§ Task directions
Your job is to reproduce all of the data exactly.

§ Information

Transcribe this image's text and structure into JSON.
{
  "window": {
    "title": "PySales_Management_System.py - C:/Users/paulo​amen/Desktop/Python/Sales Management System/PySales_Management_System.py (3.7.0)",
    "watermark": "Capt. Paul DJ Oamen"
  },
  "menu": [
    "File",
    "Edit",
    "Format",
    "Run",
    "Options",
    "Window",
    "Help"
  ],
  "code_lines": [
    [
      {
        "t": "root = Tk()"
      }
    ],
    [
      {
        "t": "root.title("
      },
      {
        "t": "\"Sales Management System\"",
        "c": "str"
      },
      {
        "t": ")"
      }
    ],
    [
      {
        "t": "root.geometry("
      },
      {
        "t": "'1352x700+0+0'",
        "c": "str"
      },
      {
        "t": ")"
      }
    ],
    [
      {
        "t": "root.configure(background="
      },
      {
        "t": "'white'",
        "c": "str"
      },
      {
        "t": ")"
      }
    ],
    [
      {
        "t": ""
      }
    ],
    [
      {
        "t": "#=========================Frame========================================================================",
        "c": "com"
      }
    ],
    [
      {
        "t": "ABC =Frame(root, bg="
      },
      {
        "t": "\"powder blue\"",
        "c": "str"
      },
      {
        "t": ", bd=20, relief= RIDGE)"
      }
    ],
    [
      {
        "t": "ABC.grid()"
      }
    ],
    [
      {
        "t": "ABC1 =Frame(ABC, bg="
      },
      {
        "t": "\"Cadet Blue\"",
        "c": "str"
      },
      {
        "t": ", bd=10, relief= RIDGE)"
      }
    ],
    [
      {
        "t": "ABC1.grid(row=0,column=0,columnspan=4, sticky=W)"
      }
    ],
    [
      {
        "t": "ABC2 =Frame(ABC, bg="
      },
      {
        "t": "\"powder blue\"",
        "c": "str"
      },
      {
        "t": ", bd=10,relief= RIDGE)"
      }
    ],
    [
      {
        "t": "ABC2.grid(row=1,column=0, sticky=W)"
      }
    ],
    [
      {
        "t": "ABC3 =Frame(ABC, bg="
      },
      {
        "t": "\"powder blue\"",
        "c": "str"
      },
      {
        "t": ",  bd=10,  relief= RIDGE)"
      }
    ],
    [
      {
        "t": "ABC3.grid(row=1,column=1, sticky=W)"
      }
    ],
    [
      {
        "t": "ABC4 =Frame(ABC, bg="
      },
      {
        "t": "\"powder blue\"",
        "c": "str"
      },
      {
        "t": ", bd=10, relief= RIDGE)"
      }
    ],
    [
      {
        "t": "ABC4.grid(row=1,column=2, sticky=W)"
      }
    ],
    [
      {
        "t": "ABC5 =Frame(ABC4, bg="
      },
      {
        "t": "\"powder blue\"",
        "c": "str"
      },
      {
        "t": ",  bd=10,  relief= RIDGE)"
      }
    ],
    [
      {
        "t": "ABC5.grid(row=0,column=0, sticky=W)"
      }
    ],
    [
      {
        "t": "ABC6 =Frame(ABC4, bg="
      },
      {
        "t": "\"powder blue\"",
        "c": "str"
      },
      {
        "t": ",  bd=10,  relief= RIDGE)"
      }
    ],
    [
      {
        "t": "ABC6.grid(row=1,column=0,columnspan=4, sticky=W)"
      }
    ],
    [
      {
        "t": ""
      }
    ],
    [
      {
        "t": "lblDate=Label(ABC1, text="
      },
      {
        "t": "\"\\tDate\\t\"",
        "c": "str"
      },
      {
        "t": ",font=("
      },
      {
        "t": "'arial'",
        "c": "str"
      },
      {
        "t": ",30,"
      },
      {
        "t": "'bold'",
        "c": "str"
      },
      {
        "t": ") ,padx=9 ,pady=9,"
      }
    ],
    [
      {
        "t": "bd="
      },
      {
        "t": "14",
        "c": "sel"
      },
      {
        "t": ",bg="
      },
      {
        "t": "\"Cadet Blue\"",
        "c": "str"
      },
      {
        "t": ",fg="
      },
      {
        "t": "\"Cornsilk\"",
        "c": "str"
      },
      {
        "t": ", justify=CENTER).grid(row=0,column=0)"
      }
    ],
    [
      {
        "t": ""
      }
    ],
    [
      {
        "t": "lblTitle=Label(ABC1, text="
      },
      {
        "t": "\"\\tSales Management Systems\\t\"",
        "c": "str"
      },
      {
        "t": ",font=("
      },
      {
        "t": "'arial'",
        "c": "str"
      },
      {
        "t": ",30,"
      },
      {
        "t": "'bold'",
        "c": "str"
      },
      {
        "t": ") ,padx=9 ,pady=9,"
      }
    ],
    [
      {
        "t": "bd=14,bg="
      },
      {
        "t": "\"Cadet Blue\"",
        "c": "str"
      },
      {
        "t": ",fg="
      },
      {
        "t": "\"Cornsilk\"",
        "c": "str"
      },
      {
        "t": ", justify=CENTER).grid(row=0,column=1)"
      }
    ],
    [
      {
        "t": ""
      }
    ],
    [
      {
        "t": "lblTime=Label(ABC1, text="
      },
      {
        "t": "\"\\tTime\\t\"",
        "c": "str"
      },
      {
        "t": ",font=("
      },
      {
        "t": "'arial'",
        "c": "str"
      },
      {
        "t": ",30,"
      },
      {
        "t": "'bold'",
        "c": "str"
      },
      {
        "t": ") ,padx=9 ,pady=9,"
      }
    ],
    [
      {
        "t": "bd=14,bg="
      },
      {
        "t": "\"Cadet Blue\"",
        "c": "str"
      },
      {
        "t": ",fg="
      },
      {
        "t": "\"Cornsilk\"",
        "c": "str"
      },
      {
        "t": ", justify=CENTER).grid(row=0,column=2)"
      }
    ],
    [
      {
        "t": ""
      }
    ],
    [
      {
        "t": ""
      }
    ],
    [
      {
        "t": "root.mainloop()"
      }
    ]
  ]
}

§ Output of the task
Transcribe this image's text and structure into JSON.
{
  "window": {
    "title": "PySales_Management_System.py - C:/Users/paulo​amen/Desktop/Python/Sales Management System/PySales_Management_System.py (3.7.0)",
    "watermark": "Capt. Paul DJ Oamen"
  },
  "menu": [
    "File",
    "Edit",
    "Format",
    "Run",
    "Options",
    "Window",
    "Help"
  ],
  "code_lines": [
    [
      {
        "t": "root = Tk()"
      }
    ],
    [
      {
        "t": "root.title("
      },
      {
        "t": "\"Sales Management System\"",
        "c": "str"
      },
      {
        "t": ")"
      }
    ],
    [
      {
        "t": "root.geometry("
      },
      {
        "t": "'1352x700+0+0'",
        "c": "str"
      },
      {
        "t": ")"
      }
    ],
    [
      {
        "t": "root.configure(background="
      },
      {
        "t": "'white'",
        "c": "str"
      },
      {
        "t": ")"
      }
    ],
    [
      {
        "t": ""
      }
    ],
    [
      {
        "t": "#=========================Frame========================================================================",
        "c": "com"
      }
    ],
    [
      {
        "t": "ABC =Frame(root, bg="
      },
      {
        "t": "\"powder blue\"",
        "c": "str"
      },
      {
        "t": ", bd=20, relief= RIDGE)"
      }
    ],
    [
      {
        "t": "ABC.grid()"
      }
    ],
    [
      {
        "t": "ABC1 =Frame(ABC, bg="
      },
      {
        "t": "\"Cadet Blue\"",
        "c": "str"
      },
      {
        "t": ", bd=10, relief= RIDGE)"
      }
    ],
    [
      {
        "t": "ABC1.grid(row=0,column=0,columnspan=4, sticky=W)"
      }
    ],
    [
      {
        "t": "ABC2 =Frame(ABC, bg="
      },
      {
        "t": "\"powder blue\"",
        "c": "str"
      },
      {
        "t": ", bd=10,relief= RIDGE)"
      }
    ],
    [
      {
        "t": "ABC2.grid(row=1,column=0, sticky=W)"
      }
    ],
    [
      {
        "t": "ABC3 =Frame(ABC, bg="
      },
      {
        "t": "\"powder blue\"",
        "c": "str"
      },
      {
        "t": ",  bd=10,  relief= RIDGE)"
      }
    ],
    [
      {
        "t": "ABC3.grid(row=1,column=1, sticky=W)"
      }
    ],
    [
      {
        "t": "ABC4 =Frame(ABC, bg="
      },
      {
        "t": "\"powder blue\"",
        "c": "str"
      },
      {
        "t": ", bd=10, relief= RIDGE)"
      }
    ],
    [
      {
        "t": "ABC4.grid(row=1,column=2, sticky=W)"
      }
    ],
    [
      {
        "t": "ABC5 =Frame(ABC4, bg="
      },
      {
        "t": "\"powder blue\"",
        "c": "str"
      },
      {
        "t": ",  bd=10,  relief= RIDGE)"
      }
    ],
    [
      {
        "t": "ABC5.grid(row=0,column=0, sticky=W)"
      }
    ],
    [
      {
        "t": "ABC6 =Frame(ABC4, bg="
      },
      {
        "t": "\"powder blue\"",
        "c": "str"
      },
      {
        "t": ",  bd=10,  relief= RIDGE)"
      }
    ],
    [
      {
        "t": "ABC6.grid(row=1,column=0,columnspan=4, sticky=W)"
      }
    ],
    [
      {
        "t": ""
      }
    ],
    [
      {
        "t": "lblDate=Label(ABC1, text="
      },
      {
        "t": "\"\\tDate\\t\"",
        "c": "str"
      },
      {
        "t": ",font=("
      },
      {
        "t": "'arial'",
        "c": "str"
      },
      {
        "t": ",30,"
      },
      {
        "t": "'bold'",
        "c": "str"
      },
      {
        "t": ") ,padx=9 ,pady=9,"
      }
    ],
    [
      {
        "t": "bd="
      },
      {
        "t": "14",
        "c": "sel"
      },
      {
        "t": ",bg="
      },
      {
        "t": "\"Cadet Blue\"",
        "c": "str"
      },
      {
        "t": ",fg="
      },
      {
        "t": "\"Cornsilk\"",
        "c": "str"
      },
      {
        "t": ", justify=CENTER).grid(row=0,column=0)"
      }
    ],
    [
      {
        "t": ""
      }
    ],
    [
      {
        "t": "lblTitle=Label(ABC1, text="
      },
      {
        "t": "\"\\tSales Management Systems\\t\"",
        "c": "str"
      },
      {
        "t": ",font=("
      },
      {
        "t": "'arial'",
        "c": "str"
      },
      {
        "t": ",30,"
      },
      {
        "t": "'bold'",
        "c": "str"
      },
      {
        "t": ") ,padx=9 ,pady=9,"
      }
    ],
    [
      {
        "t": "bd=14,bg="
      },
      {
        "t": "\"Cadet Blue\"",
        "c": "str"
      },
      {
        "t": ",fg="
      },
      {
        "t": "\"Cornsilk\"",
        "c": "str"
      },
      {
        "t": ", justify=CENTER).grid(row=0,column=1)"
      }
    ],
    [
      {
        "t": ""
      }
    ],
    [
      {
        "t": "lblTime=Label(ABC1, text="
      },
      {
        "t": "\"\\tTime\\t\"",
        "c": "str"
      },
      {
        "t": ",font=("
      },
      {
        "t": "'arial'",
        "c": "str"
      },
      {
        "t": ",30,"
      },
      {
        "t": "'bold'",
        "c": "str"
      },
      {
        "t": ") ,padx=9 ,pady=9,"
      }
    ],
    [
      {
        "t": "bd=14,bg="
      },
      {
        "t": "\"Cadet Blue\"",
        "c": "str"
      },
      {
        "t": ",fg="
      },
      {
        "t": "\"Cornsilk\"",
        "c": "str"
      },
      {
        "t": ", justify=CENTER).grid(row=0,column=2)"
      }
    ],
    [
      {
        "t": ""
      }
    ],
    [
      {
        "t": ""
      }
    ],
    [
      {
        "t": "root.mainloop()"
      }
    ]
  ]
}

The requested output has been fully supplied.